[Interface dataset entries]
■ ■ ■
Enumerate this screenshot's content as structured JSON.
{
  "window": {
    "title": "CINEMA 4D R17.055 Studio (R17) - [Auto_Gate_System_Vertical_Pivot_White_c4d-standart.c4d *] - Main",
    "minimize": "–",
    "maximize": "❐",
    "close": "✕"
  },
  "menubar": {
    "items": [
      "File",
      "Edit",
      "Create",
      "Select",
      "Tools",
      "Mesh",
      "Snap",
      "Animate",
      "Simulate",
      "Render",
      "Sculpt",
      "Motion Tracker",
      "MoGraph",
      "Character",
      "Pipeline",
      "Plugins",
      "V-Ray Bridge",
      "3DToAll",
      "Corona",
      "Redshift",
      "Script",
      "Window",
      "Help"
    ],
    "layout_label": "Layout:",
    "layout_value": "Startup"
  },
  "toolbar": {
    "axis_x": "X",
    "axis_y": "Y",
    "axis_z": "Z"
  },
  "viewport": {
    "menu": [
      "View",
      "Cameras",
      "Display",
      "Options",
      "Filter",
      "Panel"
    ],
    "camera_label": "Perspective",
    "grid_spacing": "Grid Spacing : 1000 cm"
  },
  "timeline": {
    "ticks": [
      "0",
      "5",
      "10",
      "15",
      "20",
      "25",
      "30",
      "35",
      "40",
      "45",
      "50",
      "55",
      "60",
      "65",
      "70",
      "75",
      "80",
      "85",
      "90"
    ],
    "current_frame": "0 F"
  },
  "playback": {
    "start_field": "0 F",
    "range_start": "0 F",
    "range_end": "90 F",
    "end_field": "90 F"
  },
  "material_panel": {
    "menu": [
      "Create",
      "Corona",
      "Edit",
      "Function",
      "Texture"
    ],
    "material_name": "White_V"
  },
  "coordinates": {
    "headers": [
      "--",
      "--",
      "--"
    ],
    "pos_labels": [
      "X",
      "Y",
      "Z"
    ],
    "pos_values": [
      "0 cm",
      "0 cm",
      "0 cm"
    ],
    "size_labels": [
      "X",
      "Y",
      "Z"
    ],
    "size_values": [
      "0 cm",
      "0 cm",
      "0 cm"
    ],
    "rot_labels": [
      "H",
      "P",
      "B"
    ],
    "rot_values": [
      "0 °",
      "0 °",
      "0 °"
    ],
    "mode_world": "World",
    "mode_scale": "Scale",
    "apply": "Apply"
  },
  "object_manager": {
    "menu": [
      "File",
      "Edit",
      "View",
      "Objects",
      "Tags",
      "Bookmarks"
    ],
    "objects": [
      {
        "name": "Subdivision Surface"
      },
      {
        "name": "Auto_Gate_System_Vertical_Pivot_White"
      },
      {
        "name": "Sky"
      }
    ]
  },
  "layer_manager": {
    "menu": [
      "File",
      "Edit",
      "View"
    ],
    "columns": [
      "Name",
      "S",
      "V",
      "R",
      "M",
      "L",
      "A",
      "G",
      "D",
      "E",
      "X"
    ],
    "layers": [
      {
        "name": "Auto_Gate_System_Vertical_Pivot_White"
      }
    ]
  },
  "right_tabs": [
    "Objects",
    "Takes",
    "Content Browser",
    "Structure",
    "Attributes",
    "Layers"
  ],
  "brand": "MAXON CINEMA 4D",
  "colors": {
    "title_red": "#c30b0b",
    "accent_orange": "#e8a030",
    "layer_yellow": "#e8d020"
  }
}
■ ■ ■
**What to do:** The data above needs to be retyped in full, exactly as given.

**Answer space:**
Enumerate this screenshot's content as structured JSON.
{
  "window": {
    "title": "CINEMA 4D R17.055 Studio (R17) - [Auto_Gate_System_Vertical_Pivot_White_c4d-standart.c4d *] - Main",
    "minimize": "–",
    "maximize": "❐",
    "close": "✕"
  },
  "menubar": {
    "items": [
      "File",
      "Edit",
      "Create",
      "Select",
      "Tools",
      "Mesh",
      "Snap",
      "Animate",
      "Simulate",
      "Render",
      "Sculpt",
      "Motion Tracker",
      "MoGraph",
      "Character",
      "Pipeline",
      "Plugins",
      "V-Ray Bridge",
      "3DToAll",
      "Corona",
      "Redshift",
      "Script",
      "Window",
      "Help"
    ],
    "layout_label": "Layout:",
    "layout_value": "Startup"
  },
  "toolbar": {
    "axis_x": "X",
    "axis_y": "Y",
    "axis_z": "Z"
  },
  "viewport": {
    "menu": [
      "View",
      "Cameras",
      "Display",
      "Options",
      "Filter",
      "Panel"
    ],
    "camera_label": "Perspective",
    "grid_spacing": "Grid Spacing : 1000 cm"
  },
  "timeline": {
    "ticks": [
      "0",
      "5",
      "10",
      "15",
      "20",
      "25",
      "30",
      "35",
      "40",
      "45",
      "50",
      "55",
      "60",
      "65",
      "70",
      "75",
      "80",
      "85",
      "90"
    ],
    "current_frame": "0 F"
  },
  "playback": {
    "start_field": "0 F",
    "range_start": "0 F",
    "range_end": "90 F",
    "end_field": "90 F"
  },
  "material_panel": {
    "menu": [
      "Create",
      "Corona",
      "Edit",
      "Function",
      "Texture"
    ],
    "material_name": "White_V"
  },
  "coordinates": {
    "headers": [
      "--",
      "--",
      "--"
    ],
    "pos_labels": [
      "X",
      "Y",
      "Z"
    ],
    "pos_values": [
      "0 cm",
      "0 cm",
      "0 cm"
    ],
    "size_labels": [
      "X",
      "Y",
      "Z"
    ],
    "size_values": [
      "0 cm",
      "0 cm",
      "0 cm"
    ],
    "rot_labels": [
      "H",
      "P",
      "B"
    ],
    "rot_values": [
      "0 °",
      "0 °",
      "0 °"
    ],
    "mode_world": "World",
    "mode_scale": "Scale",
    "apply": "Apply"
  },
  "object_manager": {
    "menu": [
      "File",
      "Edit",
      "View",
      "Objects",
      "Tags",
      "Bookmarks"
    ],
    "objects": [
      {
        "name": "Subdivision Surface"
      },
      {
        "name": "Auto_Gate_System_Vertical_Pivot_White"
      },
      {
        "name": "Sky"
      }
    ]
  },
  "layer_manager": {
    "menu": [
      "File",
      "Edit",
      "View"
    ],
    "columns": [
      "Name",
      "S",
      "V",
      "R",
      "M",
      "L",
      "A",
      "G",
      "D",
      "E",
      "X"
    ],
    "layers": [
      {
        "name": "Auto_Gate_System_Vertical_Pivot_White"
      }
    ]
  },
  "right_tabs": [
    "Objects",
    "Takes",
    "Content Browser",
    "Structure",
    "Attributes",
    "Layers"
  ],
  "brand": "MAXON CINEMA 4D",
  "colors": {
    "title_red": "#c30b0b",
    "accent_orange": "#e8a030",
    "layer_yellow": "#e8d020"
  }
}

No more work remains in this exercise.